Amber and Mia were among the 5 skaters ---- TOTAL (!!) out of ALL juniors and seniors at nationals ---- that executed a clean triple triple in the freeskate.
i'd like to see Alysa go. since this is her first senior international season she could use all the exposure she can get.
I think, though, that a different dynamic will be at work next year. The "safe choice" Karen was figured to be the best shot at having two skaters who could finish 6th and 7th to secure three spots. At the Olympics, the goal should be to get behind the skater that they think might have the best chance at an Olympic medal. The powers that be may feel that Alysa is the" least long" of the long shots.With an Olympic spot on the line? That's a lot of pressure on a skater's very first senior international competition, and last check the "Olympic spot on the line" was used as a reason to forego Amber Glenn in favor of Karen Chen for Worlds in Stockholm as Karen was the 'safe' choice with a better body of work.
why not? if she wants to go to the Olympics she needs to make a name for herself internationally as a senior. she has to prove she can hold it together under pressure and be reliable on a bigger stage than she's experienced.And that might be the very reason not to send her.
Let's get real: the odds against any lady who isn't Russian getting an Olympic medal are astronomical.At the Olympics, the goal should be to get behind the skater that they think might have the best chance at an Olympic medal. The powers that be may feel that Alysa is the" least long" of the long shots.
They have Champs Camp which is in August.I wonder if the US will have a sort of "test skate" to decide who will go to Germany. I think the date is 10 September which is really very early. If Alysa is at the same level she was at for Nationals, I think they will send her based on consistency. But Mariah and Amber would also be in the mix. Whoever goes-assuming they do well-would get a leg up on being selected for the Olympic team. (body of work), as I don't think the US GP placements will be sky high. (But you never know)
Still, you'd want to have at least one skater there who has the technical arsenal to compete if the favorites make mistakes. I would assume that if any of the Russian skaters miss their quads, they'd still hold it together to get 7 triples landed in the LP. Since they get some points for failed quads and also earn high PCS marks, the only chance for an American would be to outscore the equivalent of a solid 7 triple program like Anna skated at Worlds plus make up for a SP deficit. I don't see how that could be done without a 3A or quad.Let's get real: the odds against any lady who isn't Russian getting an Olympic medal are astronomical.

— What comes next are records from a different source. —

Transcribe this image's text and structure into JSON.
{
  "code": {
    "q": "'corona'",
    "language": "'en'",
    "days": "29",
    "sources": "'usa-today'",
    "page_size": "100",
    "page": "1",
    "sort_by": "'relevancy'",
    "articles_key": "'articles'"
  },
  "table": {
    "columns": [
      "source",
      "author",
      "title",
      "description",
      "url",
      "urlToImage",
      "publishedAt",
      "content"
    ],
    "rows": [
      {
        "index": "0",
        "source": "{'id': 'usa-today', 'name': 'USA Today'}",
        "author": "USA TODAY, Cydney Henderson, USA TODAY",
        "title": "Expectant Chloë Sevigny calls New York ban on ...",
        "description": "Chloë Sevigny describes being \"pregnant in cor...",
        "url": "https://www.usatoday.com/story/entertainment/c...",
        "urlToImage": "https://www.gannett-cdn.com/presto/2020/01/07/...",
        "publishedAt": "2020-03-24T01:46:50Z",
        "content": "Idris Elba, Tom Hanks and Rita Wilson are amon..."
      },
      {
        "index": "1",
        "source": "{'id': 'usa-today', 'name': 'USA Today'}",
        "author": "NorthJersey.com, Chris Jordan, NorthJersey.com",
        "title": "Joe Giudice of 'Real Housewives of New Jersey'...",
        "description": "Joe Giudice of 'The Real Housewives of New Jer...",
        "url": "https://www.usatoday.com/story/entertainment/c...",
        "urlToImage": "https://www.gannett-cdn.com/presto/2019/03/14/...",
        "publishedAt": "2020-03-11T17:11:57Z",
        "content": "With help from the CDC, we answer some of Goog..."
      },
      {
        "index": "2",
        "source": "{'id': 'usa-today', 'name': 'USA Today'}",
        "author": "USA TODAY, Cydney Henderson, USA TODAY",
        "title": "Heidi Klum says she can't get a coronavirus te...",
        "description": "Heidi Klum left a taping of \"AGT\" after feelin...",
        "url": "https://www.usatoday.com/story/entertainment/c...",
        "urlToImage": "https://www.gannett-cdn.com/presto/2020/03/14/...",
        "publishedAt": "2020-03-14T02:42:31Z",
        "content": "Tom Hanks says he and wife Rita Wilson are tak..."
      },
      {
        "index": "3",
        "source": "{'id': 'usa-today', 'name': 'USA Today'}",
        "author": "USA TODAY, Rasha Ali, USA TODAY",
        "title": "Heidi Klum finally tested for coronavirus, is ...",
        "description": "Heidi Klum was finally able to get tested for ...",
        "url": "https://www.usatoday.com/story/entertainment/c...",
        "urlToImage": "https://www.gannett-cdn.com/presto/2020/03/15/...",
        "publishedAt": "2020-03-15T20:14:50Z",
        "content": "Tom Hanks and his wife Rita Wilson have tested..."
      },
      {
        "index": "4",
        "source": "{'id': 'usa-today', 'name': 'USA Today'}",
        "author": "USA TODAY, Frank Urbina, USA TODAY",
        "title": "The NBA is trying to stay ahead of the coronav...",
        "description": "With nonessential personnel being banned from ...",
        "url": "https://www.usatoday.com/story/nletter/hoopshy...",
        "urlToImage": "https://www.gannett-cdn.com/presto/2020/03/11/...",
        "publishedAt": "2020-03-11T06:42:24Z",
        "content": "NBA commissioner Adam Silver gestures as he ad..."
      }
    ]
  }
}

|1. Starr Andrews|
2. Maxine Marie Bautista
3. Jason Brown
4. Karen Chen
5. Julia Fennell
6. Courtney Hicks
7. Sonja Hilmer
8. Tomoki Hiwatashi
9. Pooja Kalyan
10. Isabeau LeVito
|11. Alysa Liu|
12. Jordan Moeller
13. Yaroslav Panoit [sic]
14. Camden Pulkinen
15. Emmanuel Savary
16. Audrey Shin
17. Bradie Tennell
18. Andrew Torgashev
19. Sierra Venetta